Records for this exercise START

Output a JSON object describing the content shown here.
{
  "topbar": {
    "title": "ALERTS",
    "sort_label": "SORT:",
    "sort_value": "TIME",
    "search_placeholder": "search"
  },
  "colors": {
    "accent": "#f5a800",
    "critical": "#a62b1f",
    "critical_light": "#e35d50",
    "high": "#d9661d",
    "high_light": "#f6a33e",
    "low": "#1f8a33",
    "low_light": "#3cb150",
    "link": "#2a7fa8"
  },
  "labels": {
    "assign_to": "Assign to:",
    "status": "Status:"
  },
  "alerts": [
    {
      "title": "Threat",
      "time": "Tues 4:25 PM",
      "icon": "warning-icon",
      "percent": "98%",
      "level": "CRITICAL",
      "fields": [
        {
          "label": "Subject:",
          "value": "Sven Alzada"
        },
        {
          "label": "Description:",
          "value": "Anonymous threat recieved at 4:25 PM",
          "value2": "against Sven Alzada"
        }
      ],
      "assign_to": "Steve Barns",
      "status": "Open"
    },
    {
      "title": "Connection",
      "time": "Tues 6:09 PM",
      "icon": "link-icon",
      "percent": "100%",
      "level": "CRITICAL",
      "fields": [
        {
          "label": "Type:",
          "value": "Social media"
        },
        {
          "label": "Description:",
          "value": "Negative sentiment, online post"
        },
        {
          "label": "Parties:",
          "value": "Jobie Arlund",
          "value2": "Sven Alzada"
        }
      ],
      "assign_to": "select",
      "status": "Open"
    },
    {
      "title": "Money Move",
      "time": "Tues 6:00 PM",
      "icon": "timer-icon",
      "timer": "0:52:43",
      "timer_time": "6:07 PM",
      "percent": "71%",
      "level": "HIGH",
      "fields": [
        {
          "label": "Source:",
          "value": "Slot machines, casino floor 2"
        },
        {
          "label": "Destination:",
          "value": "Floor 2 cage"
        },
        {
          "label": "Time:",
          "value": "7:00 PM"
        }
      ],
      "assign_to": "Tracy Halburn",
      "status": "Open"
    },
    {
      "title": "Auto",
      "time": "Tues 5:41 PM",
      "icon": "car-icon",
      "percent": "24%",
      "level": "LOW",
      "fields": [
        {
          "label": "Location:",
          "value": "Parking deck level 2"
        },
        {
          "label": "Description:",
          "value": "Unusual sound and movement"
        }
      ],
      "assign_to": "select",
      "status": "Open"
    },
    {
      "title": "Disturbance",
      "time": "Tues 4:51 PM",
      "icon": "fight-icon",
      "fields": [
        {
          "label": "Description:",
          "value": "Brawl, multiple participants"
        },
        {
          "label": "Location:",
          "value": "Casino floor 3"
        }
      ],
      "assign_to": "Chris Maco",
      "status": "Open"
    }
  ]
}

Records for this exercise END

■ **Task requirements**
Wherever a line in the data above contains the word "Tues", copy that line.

■ **Response**
      "time": "Tues 4:25 PM",
      "time": "Tues 6:09 PM",
      "time": "Tues 6:00 PM",
      "time": "Tues 5:41 PM",
      "time": "Tues 4:51 PM",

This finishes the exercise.